## EXERCISE BRIEF
Only the lines from the one containing "Give me the" to the end of the records belong in the output; print them exactly.

## EXERCISE INPUT

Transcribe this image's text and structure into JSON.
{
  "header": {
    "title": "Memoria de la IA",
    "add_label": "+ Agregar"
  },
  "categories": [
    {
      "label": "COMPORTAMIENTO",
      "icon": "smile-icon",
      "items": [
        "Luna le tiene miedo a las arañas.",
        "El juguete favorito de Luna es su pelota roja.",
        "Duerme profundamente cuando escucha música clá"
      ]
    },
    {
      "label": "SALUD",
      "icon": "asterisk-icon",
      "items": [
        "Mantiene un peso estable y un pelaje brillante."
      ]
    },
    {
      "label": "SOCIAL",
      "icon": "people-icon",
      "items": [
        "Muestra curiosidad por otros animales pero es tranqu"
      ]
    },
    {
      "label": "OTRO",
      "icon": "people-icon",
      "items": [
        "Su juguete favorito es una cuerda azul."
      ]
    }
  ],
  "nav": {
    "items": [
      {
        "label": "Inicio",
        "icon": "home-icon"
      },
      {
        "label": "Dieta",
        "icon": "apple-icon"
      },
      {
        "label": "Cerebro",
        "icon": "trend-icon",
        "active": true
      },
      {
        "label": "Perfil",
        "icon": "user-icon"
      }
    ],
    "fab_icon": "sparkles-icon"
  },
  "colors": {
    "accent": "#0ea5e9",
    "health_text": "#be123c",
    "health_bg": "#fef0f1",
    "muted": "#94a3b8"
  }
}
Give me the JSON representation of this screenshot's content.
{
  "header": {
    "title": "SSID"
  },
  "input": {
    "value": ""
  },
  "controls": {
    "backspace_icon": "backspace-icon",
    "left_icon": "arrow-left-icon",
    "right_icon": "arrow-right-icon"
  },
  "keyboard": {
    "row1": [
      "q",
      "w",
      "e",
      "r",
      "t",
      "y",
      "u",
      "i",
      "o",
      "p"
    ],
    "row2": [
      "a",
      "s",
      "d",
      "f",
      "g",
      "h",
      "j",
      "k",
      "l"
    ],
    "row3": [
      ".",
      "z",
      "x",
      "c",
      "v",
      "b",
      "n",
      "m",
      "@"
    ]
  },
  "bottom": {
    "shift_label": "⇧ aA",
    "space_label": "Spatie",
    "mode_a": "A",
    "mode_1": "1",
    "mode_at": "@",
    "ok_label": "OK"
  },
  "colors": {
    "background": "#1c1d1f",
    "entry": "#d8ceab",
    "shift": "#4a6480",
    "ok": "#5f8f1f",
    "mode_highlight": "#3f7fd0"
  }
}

## RESPONSE FOR THIS EXERCISE
Give me the JSON representation of this screenshot's content.
{
  "header": {
    "title": "SSID"
  },
  "input": {
    "value": ""
  },
  "controls": {
    "backspace_icon": "backspace-icon",
    "left_icon": "arrow-left-icon",
    "right_icon": "arrow-right-icon"
  },
  "keyboard": {
    "row1": [
      "q",
      "w",
      "e",
      "r",
      "t",
      "y",
      "u",
      "i",
      "o",
      "p"
    ],
    "row2": [
      "a",
      "s",
      "d",
      "f",
      "g",
      "h",
      "j",
      "k",
      "l"
    ],
    "row3": [
      ".",
      "z",
      "x",
      "c",
      "v",
      "b",
      "n",
      "m",
      "@"
    ]
  },
  "bottom": {
    "shift_label": "⇧ aA",
    "space_label": "Spatie",
    "mode_a": "A",
    "mode_1": "1",
    "mode_at": "@",
    "ok_label": "OK"
  },
  "colors": {
    "background": "#1c1d1f",
    "entry": "#d8ceab",
    "shift": "#4a6480",
    "ok": "#5f8f1f",
    "mode_highlight": "#3f7fd0"
  }
}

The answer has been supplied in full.